Laura Douglas is the owner and operator of a rural-based tourism experience in Southland called Real Country.

Her official job title is Southern Girl and she spends her days getting guests out and about on a working sheep farm and teaching them how to crack stock whips, use a bow and arrow and shoot guns.

Born and raised on a sheep and deer farm in Northern Southland, Laura always loved working on the land but it wasn't until she was an adult and working in a corporate career, wearing stilettos and suits every day that she really appreciated how lucky she was to grow up on a working farm.

Laura never fit in the city, so in 2016 after completing an MBA and spending years working in offices to have meetings about meetings, she quit her corporate career and launched Real Country. This southern girl had a dream to set up an experience that combines good old fashioned Southern Hospitality with some kick-ass activities that showcase what she likes to call 'The Real New Zealand' to guests.

Laura was fortunate enough to be raised in Mossburn which is a supportive and fantastic Southland community. “After years of feeling out of place in cities both overseas and in NZ, it feels so good to be back in a local farming community again.”

Laura has not found starting a business to be easy. She has been juggling part-time work as a 4WD driver and clay target shooting instructor to pay the bills but thankfully she has been surrounded by supportive locals that make the journey extremely satisfying.

Laura has now signed a contract with a global tour operator and from October she will have busloads of guests pulling into the farm she operates on in Kingston to watch a farm demonstration. Demonstrations will include sheep mustering with my dog and horse and, of course, a whip cracking display.

Laura’s first income came from plucking wool off dead sheep and she believes it's that type of childhood work that sets rural girls in such good stead to rule the world.

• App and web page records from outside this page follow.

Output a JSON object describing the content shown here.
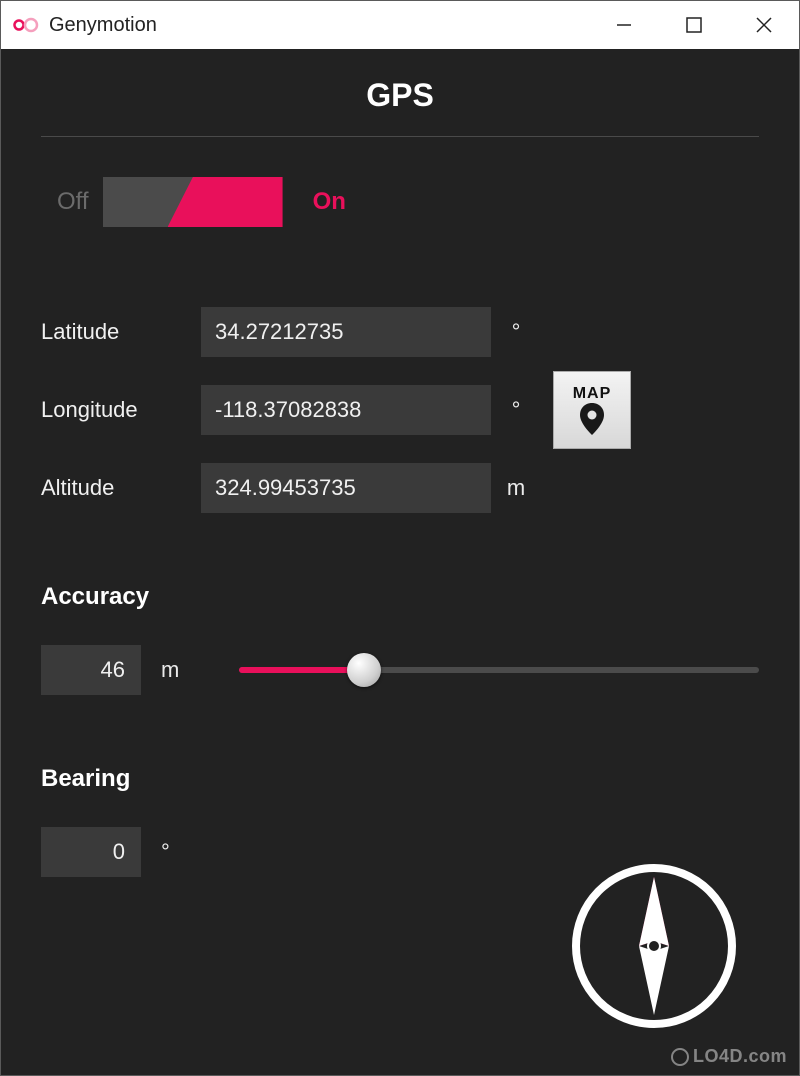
{
  "window": {
    "title": "Genymotion"
  },
  "header": {
    "title": "GPS"
  },
  "toggle": {
    "off_label": "Off",
    "on_label": "On",
    "state": "on"
  },
  "fields": {
    "latitude": {
      "label": "Latitude",
      "value": "34.27212735",
      "unit": "°"
    },
    "longitude": {
      "label": "Longitude",
      "value": "-118.37082838",
      "unit": "°"
    },
    "altitude": {
      "label": "Altitude",
      "value": "324.99453735",
      "unit": "m"
    }
  },
  "map_button": {
    "label": "MAP"
  },
  "accuracy": {
    "label": "Accuracy",
    "value": "46",
    "unit": "m",
    "slider_percent": 24
  },
  "bearing": {
    "label": "Bearing",
    "value": "0",
    "unit": "°"
  },
  "watermark": "LO4D.com"
}
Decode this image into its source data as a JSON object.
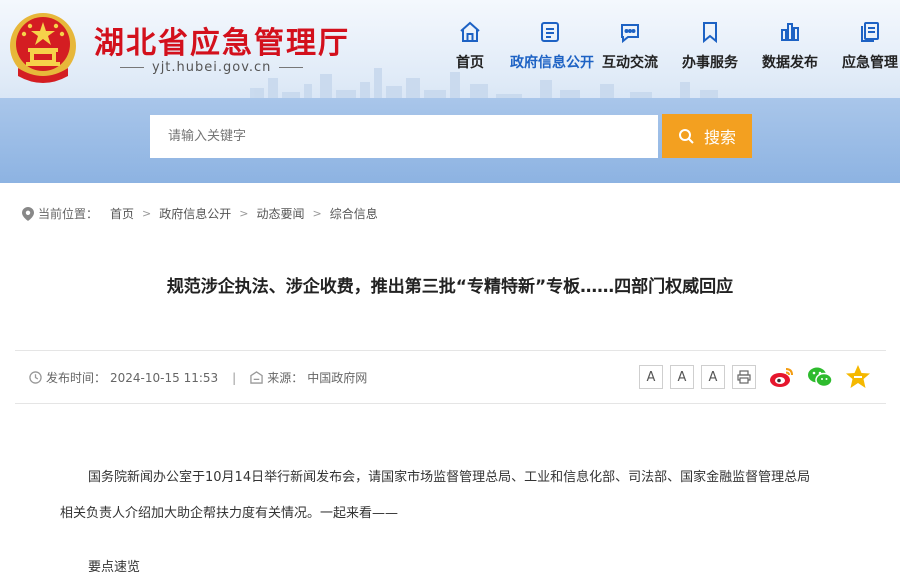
{
  "site": {
    "title": "湖北省应急管理厅",
    "url": "yjt.hubei.gov.cn"
  },
  "nav": [
    {
      "label": "首页",
      "icon": "home-icon"
    },
    {
      "label": "政府信息公开",
      "icon": "document-icon",
      "active": true
    },
    {
      "label": "互动交流",
      "icon": "chat-icon"
    },
    {
      "label": "办事服务",
      "icon": "bookmark-icon"
    },
    {
      "label": "数据发布",
      "icon": "bar-chart-icon"
    },
    {
      "label": "应急管理",
      "icon": "files-icon"
    }
  ],
  "search": {
    "placeholder": "请输入关键字",
    "button_label": "搜索"
  },
  "breadcrumb": {
    "prefix": "当前位置：",
    "items": [
      "首页",
      "政府信息公开",
      "动态要闻",
      "综合信息"
    ]
  },
  "article": {
    "title": "规范涉企执法、涉企收费，推出第三批“专精特新”专板……四部门权威回应",
    "publish_label": "发布时间：",
    "publish_time": "2024-10-15 11:53",
    "source_label": "来源：",
    "source": "中国政府网",
    "paragraph1": "国务院新闻办公室于10月14日举行新闻发布会，请国家市场监督管理总局、工业和信息化部、司法部、国家金融监督管理总局",
    "paragraph2": "相关负责人介绍加大助企帮扶力度有关情况。一起来看——",
    "subheading": "要点速览"
  },
  "font_buttons": [
    "A",
    "A",
    "A"
  ],
  "colors": {
    "title_red": "#d3101c",
    "nav_active": "#1d62c4",
    "search_orange": "#f3a020"
  }
}
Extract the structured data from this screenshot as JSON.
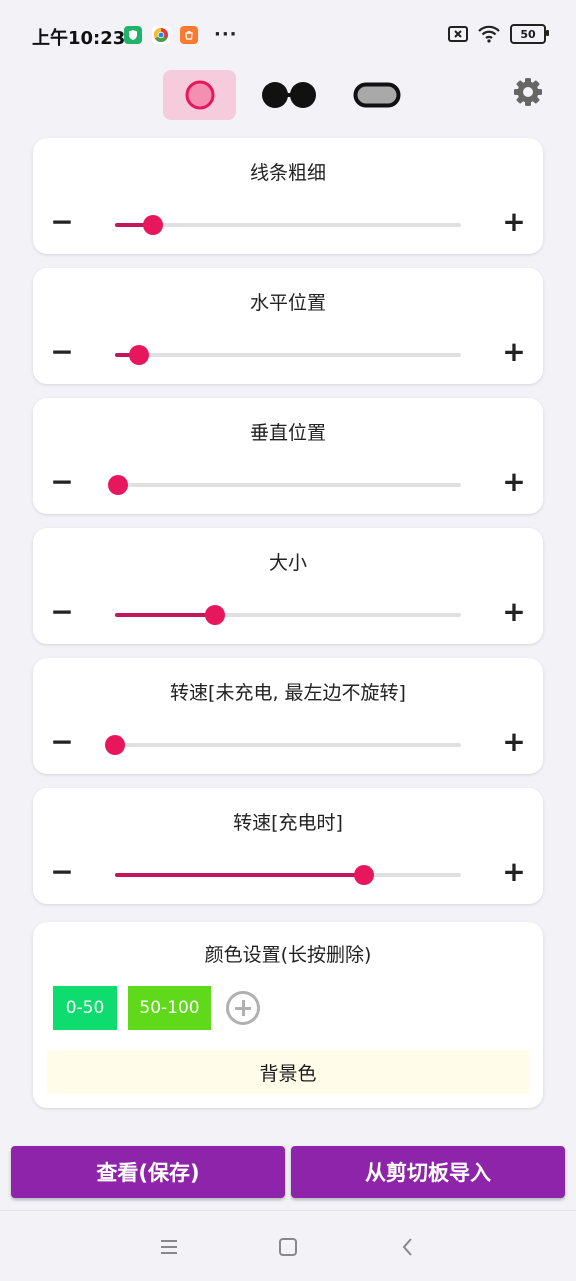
{
  "status_bar": {
    "time": "上午10:23",
    "more": "···",
    "battery": "50",
    "icons": [
      "shield-app-icon",
      "chrome-app-icon",
      "shop-app-icon",
      "sim-off-icon",
      "wifi-icon",
      "battery-icon"
    ]
  },
  "modes": [
    {
      "name": "ring",
      "active": true
    },
    {
      "name": "glasses",
      "active": false
    },
    {
      "name": "pill",
      "active": false
    }
  ],
  "sliders": [
    {
      "title": "线条粗细",
      "value": 0.11
    },
    {
      "title": "水平位置",
      "value": 0.07
    },
    {
      "title": "垂直位置",
      "value": 0.01
    },
    {
      "title": "大小",
      "value": 0.29
    },
    {
      "title": "转速[未充电, 最左边不旋转]",
      "value": 0.0
    },
    {
      "title": "转速[充电时]",
      "value": 0.72
    }
  ],
  "color_settings": {
    "title": "颜色设置(长按删除)",
    "chips": [
      {
        "label": "0-50",
        "color": "#0fdc6e"
      },
      {
        "label": "50-100",
        "color": "#5fd91a"
      }
    ],
    "background_label": "背景色"
  },
  "actions": {
    "view_save": "查看(保存)",
    "import_clipboard": "从剪切板导入"
  },
  "colors": {
    "accent": "#e8175d",
    "fill": "#c2185b",
    "button": "#8e24aa",
    "active_tab": "#f6cbdc"
  }
}
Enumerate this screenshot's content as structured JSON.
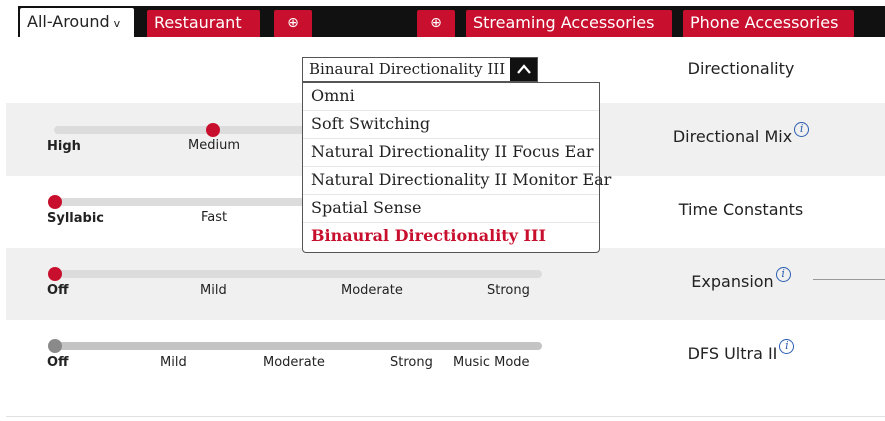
{
  "tabs": [
    {
      "label": "All-Around",
      "active": true,
      "has_chevron": true
    },
    {
      "label": "Restaurant",
      "active": false
    },
    {
      "label": "⊕",
      "kind": "add"
    },
    {
      "label": "⊕",
      "kind": "add"
    },
    {
      "label": "Streaming Accessories",
      "active": false
    },
    {
      "label": "Phone Accessories",
      "active": false
    }
  ],
  "directionality": {
    "label": "Directionality",
    "selected": "Binaural Directionality III",
    "options": [
      "Omni",
      "Soft Switching",
      "Natural Directionality II Focus Ear",
      "Natural Directionality II Monitor Ear",
      "Spatial Sense",
      "Binaural Directionality III"
    ]
  },
  "rows": {
    "directional_mix": {
      "label": "Directional Mix",
      "ticks": [
        "High",
        "Medium"
      ],
      "value": "Medium"
    },
    "time_constants": {
      "label": "Time Constants",
      "ticks": [
        "Syllabic",
        "Fast"
      ],
      "value": "Syllabic"
    },
    "expansion": {
      "label": "Expansion",
      "ticks": [
        "Off",
        "Mild",
        "Moderate",
        "Strong"
      ],
      "value": "Off"
    },
    "dfs": {
      "label": "DFS Ultra II",
      "ticks": [
        "Off",
        "Mild",
        "Moderate",
        "Strong",
        "Music Mode"
      ],
      "value": "Off"
    }
  },
  "icons": {
    "info": "i",
    "chevron": "v",
    "caret_up": "^"
  },
  "colors": {
    "accent": "#c8102e",
    "info": "#2a5db0",
    "tabbar": "#111111"
  }
}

“We are not afraid to work hard and get stuck in, we do what needs to be done and getting our hands dirty is just par for the course,” she says. “Setting up your own business absolutely requires those skills and I wouldn't be here right now if I didn't have the staunch determination that comes from a great rural upbringing.”